Gingival hyperplasia, also known as gum enlargement, occurs when gum tissue overgrows and covers more of the teeth than usual due to various factors, such as certain medications.

2. What are some medications that cause gingival hyperplasia?
Some medications that cause gingival hyperplasia include anticonvulsants, immunosuppressants, and calcium channel blockers.

3. How do anticonvulsants cause gingival hyperplasia?
Anticonvulsants influence the production of collagen in the gums, leading to overgrowth of gingival tissue.

4. Why do immunosuppressants cause gingival hyperplasia?
Immunosuppressants weaken the immune system, making the gums more vulnerable to inflammation and overgrowth.

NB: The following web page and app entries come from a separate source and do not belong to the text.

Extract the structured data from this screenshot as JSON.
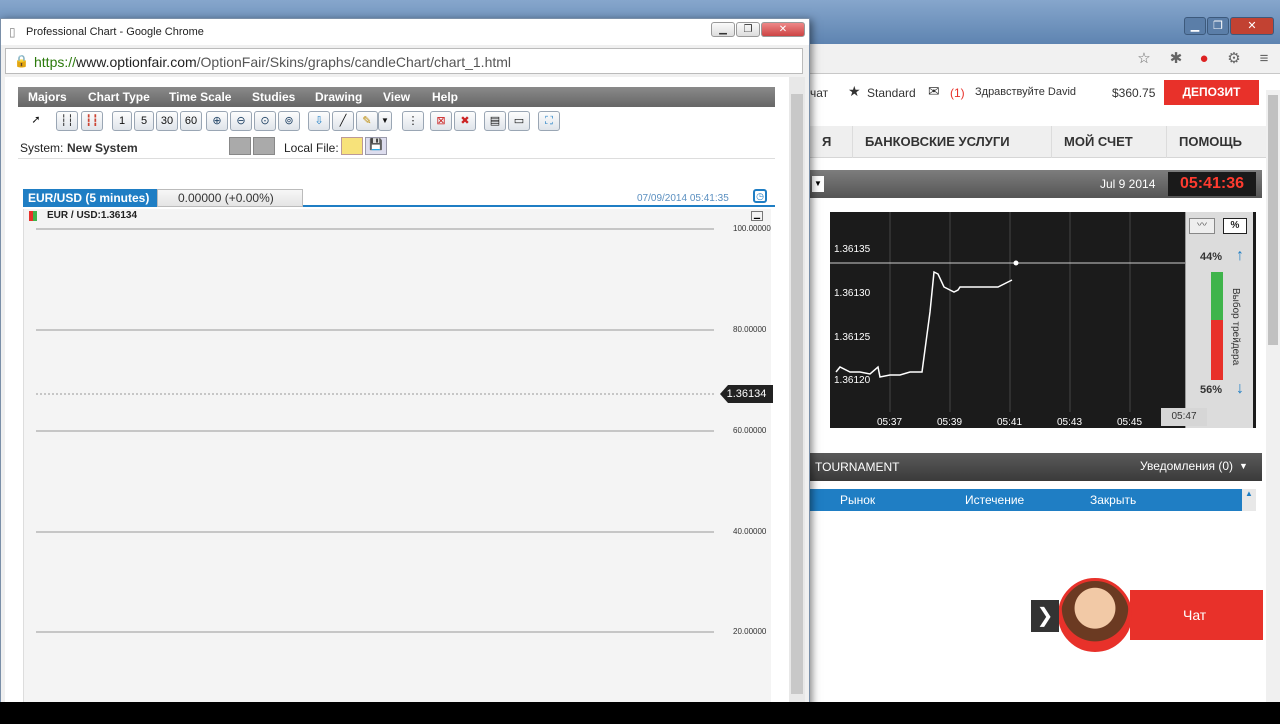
{
  "background": {
    "topbar": {
      "chat_short": "чат",
      "account_type": "Standard",
      "messages": "(1)",
      "greeting": "Здравствуйте David",
      "balance": "$360.75",
      "deposit": "ДЕПОЗИТ"
    },
    "nav": [
      "Я",
      "БАНКОВСКИЕ УСЛУГИ",
      "МОЙ СЧЕТ",
      "ПОМОЩЬ"
    ],
    "trade": {
      "date": "Jul 9 2014",
      "time": "05:41:36",
      "pct_up": "44%",
      "pct_down": "56%",
      "vote_label": "Выбор трейдера",
      "time_tag": "05:47",
      "pct_button": "%"
    },
    "mini_chart": {
      "y_ticks": [
        "1.36135",
        "1.36130",
        "1.36125",
        "1.36120"
      ],
      "x_ticks": [
        "05:37",
        "05:39",
        "05:41",
        "05:43",
        "05:45"
      ]
    },
    "tournament": "TOURNAMENT",
    "notifications": "Уведомления (0)",
    "table_headers": [
      "Рынок",
      "Истечение",
      "Закрыть"
    ],
    "chat_label": "Чат"
  },
  "popup": {
    "title": "Professional Chart - Google Chrome",
    "url_scheme": "https://",
    "url_host": "www.optionfair.com",
    "url_path": "/OptionFair/Skins/graphs/candleChart/chart_1.html",
    "menu": [
      "Majors",
      "Chart Type",
      "Time Scale",
      "Studies",
      "Drawing",
      "View",
      "Help"
    ],
    "timeframes": [
      "1",
      "5",
      "30",
      "60"
    ],
    "system_label": "System:",
    "system_value": "New System",
    "local_file": "Local File:",
    "tab_active": "EUR/USD (5 minutes)",
    "tab_inactive": "0.00000 (+0.00%)",
    "tab_date": "07/09/2014 05:41:35",
    "legend": "EUR / USD:1.36134",
    "price_tag": "1.36134",
    "y_ticks": [
      "100.00000",
      "80.00000",
      "60.00000",
      "40.00000",
      "20.00000"
    ]
  },
  "colors": {
    "accent_blue": "#1f7ec4",
    "deposit_red": "#e8312a"
  }
}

5. What are calcium channel blockers and how do they cause gingival hyperplasia?
Calcium channel blockers are medications used to treat high blood pressure. However, they have a side effect of increasing the production of gingival tissue, leading to hyperplasia.

6. Can stopping the medication reverse gingival hyperplasia?
While stopping medications that cause gingival hyperplasia is important, it may not reverse the condition completely. Consult your dentist for treatment options.

7. What are some symptoms of gingival hyperplasia?
Symptoms of gingival hyperplasia include swollen or puffy gums, bleeding gums, and difficulty cleaning teeth properly.

Closing Thoughts

Thanks for reading about which medications cause gingival hyperplasia. It is important to understand the potential side effects of certain medications and to discuss any concerns with your healthcare provider. If you are experiencing symptoms of gingival hyperplasia, consult your dentist for proper diagnosis and treatment options. Make sure to visit our site again for more informative articles.